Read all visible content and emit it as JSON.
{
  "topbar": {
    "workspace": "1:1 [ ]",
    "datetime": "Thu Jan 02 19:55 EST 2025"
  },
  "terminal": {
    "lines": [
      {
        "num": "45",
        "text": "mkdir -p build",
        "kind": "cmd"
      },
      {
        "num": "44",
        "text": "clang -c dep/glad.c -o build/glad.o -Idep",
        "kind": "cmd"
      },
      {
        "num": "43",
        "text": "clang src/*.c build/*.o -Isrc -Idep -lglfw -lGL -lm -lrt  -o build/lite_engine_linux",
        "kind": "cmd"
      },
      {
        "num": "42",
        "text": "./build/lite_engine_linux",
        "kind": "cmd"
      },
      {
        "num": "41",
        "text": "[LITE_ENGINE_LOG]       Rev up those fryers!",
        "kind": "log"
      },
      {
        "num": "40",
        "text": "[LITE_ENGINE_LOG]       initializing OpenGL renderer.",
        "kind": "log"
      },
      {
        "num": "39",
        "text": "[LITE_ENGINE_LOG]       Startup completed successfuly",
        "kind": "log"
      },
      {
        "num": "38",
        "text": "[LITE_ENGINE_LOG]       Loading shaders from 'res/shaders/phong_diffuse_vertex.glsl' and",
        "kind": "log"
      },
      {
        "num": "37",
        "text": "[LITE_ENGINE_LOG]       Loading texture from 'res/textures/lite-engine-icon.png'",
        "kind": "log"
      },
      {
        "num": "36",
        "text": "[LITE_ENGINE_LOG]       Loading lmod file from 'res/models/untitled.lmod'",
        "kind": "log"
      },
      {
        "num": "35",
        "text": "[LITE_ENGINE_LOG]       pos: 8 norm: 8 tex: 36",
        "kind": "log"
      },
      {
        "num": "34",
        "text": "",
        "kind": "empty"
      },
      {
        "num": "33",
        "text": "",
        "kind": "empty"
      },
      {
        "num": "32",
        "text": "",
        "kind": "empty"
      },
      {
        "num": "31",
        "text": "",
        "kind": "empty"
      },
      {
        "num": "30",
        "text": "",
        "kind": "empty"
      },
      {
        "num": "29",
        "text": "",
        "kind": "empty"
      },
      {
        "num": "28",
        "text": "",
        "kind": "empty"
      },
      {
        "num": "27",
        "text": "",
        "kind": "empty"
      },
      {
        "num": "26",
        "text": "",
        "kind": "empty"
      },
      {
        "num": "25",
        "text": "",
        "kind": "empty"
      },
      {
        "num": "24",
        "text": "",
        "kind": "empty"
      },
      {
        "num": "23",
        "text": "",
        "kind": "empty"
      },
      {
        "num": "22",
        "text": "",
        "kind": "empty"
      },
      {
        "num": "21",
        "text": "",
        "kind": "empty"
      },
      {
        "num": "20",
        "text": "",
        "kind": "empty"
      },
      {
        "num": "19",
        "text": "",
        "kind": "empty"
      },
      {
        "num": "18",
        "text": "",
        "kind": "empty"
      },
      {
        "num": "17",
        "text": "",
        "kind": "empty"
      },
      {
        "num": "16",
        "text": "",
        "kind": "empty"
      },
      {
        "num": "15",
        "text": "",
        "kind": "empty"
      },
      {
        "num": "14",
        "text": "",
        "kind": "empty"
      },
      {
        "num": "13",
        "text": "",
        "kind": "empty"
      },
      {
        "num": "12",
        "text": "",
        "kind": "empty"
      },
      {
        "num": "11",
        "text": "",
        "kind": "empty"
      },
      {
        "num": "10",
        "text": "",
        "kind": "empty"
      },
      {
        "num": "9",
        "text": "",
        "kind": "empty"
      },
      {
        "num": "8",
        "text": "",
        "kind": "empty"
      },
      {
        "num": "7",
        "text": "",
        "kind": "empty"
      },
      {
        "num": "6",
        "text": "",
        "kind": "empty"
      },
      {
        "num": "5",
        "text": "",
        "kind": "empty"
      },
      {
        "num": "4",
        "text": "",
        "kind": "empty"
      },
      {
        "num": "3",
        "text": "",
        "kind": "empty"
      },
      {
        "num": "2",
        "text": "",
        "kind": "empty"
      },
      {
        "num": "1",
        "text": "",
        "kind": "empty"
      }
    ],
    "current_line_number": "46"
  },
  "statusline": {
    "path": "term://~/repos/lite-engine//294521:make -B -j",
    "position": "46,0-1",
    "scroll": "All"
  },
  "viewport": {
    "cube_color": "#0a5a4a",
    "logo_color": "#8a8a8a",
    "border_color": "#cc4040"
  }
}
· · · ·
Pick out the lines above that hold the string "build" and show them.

Answer section:
        "text": "mkdir -p build",
        "text": "clang -c dep/glad.c -o build/glad.o -Idep",
        "text": "clang src/*.c build/*.o -Isrc -Idep -lglfw -lGL -lm -lrt  -o build/lite_engine_linux",
        "text": "./build/lite_engine_linux",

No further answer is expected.